I see him mixing and shaking as I walk into the 31 Degrees bar at the Fairmont Zimbali Resort Hotel. The atmosphere is elegant, refined and luxurious, Mel, our mixologist in question, exudes these three things and more.
Delving into a bit of Mel’s background on how he came to be a mixologist, he explains to me that he was born in Cape Town, where he studied his degree and worked his way into (or behind) the bar. Initially, Mel worked as a young waiter in Cape Town, until one day when the lead bartender at the restaurant he was working at, was off sick and he was asked to step in behind the bar. The chef, Neil, as Mel still remembers, taught him how to make his very first Moijito! Seeing his guests devour the drinks he made and enjoying the process of mixing flavours and spirits, Mel then applied, and was offered, the permanent position of bartender.
Following on from his hospitality stint in Gardens, Cape Town, Mel applied for a position behind the bar of one of Abu Dhabi’s top hotels. Due to the fact that alcohol in Abu Dhabi is not permitted or encouraged, Mel was the lead Mocktail bartender at the hotel. Mel spent a year enjoying the experience in the East, learning a lot about the international clientele that visited these exclusive hotels, about service, bar etiquette and flavours. Before leaving the East, Mel decided to apply for a position as a waiter at the Fairmont Zimbali Resort. Getting the job meant that he could come home and live by the Coast, which was his intention.
It was quite clear to the now head of Human Resources at Fairmont, Verona, that Mel was made to be behind the bar and offered him the job of bartender at the 31 Degrees Bar. World class training ensued, and this is where Mel qualified as a mixologist. Through these world renownedcourses, he learnt to create drinks at any given time, not only serve them. A mixologist can take anything, such as Amarula, and create a drink from whatever is around him.
“Being a mixologist is all about mixing flavours. Mixing spirits, sweet and sours additives and so forth”. A typical day for Mel will start around three in the afternoon (he despises waking up early, so this works perfectly for him) and he ends his shift around two in the morning. Upon arriving, Mel makes sure he has all his tools behind the bar ready to go and all his drinks are full and set to be poured. Once his bar is in order, he puts on his attitude and is ready to ‘wow’.

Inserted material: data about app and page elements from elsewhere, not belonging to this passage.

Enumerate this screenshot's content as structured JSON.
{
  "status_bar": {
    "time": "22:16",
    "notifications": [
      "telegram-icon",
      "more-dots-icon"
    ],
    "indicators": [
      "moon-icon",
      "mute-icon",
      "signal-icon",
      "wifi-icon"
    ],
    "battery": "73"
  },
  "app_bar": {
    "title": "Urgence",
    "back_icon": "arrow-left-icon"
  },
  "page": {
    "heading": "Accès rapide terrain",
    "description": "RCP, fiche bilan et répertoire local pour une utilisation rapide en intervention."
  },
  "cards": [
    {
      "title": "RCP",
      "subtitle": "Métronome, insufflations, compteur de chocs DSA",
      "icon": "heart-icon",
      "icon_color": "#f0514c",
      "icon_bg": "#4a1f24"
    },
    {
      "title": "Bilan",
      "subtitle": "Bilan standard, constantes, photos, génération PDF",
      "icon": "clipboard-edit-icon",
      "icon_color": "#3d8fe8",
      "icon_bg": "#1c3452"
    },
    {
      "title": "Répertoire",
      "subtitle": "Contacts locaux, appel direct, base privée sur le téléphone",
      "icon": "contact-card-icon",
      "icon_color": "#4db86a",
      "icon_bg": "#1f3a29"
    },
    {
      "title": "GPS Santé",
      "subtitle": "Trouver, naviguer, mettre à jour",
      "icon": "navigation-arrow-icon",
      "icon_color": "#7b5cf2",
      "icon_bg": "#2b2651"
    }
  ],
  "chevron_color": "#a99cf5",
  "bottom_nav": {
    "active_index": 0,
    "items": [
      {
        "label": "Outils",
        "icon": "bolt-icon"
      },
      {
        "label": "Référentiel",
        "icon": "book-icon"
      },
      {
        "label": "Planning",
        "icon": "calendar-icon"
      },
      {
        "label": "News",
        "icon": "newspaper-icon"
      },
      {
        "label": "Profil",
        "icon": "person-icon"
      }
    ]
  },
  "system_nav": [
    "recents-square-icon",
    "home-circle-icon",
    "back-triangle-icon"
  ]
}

On an average day, Mel will serve around 50 drinks, his favourite being an ‘African Queen’. This is definitely a manly man’s drink! Strong as anything and aims to put hairs on your chest!
Throughout the afternoon, Mel taught us his wealth of knowledge behind the bar and we couldn’t have been happier, as it’s not often that a layman gets to learn about the true science behind making the ‘perfect’ drink! I shaked (spilled) and learnt that it’s not just about pouring that shot of gin and adding a tonic, it’s about the lemon you wash around the glass and the cucumber peel you add to various gins according to their scents and their hidden notes! It’s all about the shape of the ice cubes, the stirring velocity and direction as well as the time of day and season! Yes, there really is an answer to every drink and it’s not as simple as a mojito!
Having the pleasure of working with Mel for the entire afternoon may (or may not) have been a good thing as we mixed, shaked and stirred our way around the bar, taking in what he had to say about flavours, spirit partnerships, egg whites (don’t ask) and tasting one (maybe more) of his divine creations. Ultimately, a day working for the rich and famous, with a backdrop as gorgeous as the one the Fairmont has to offer makes for not a bad day at the office at all!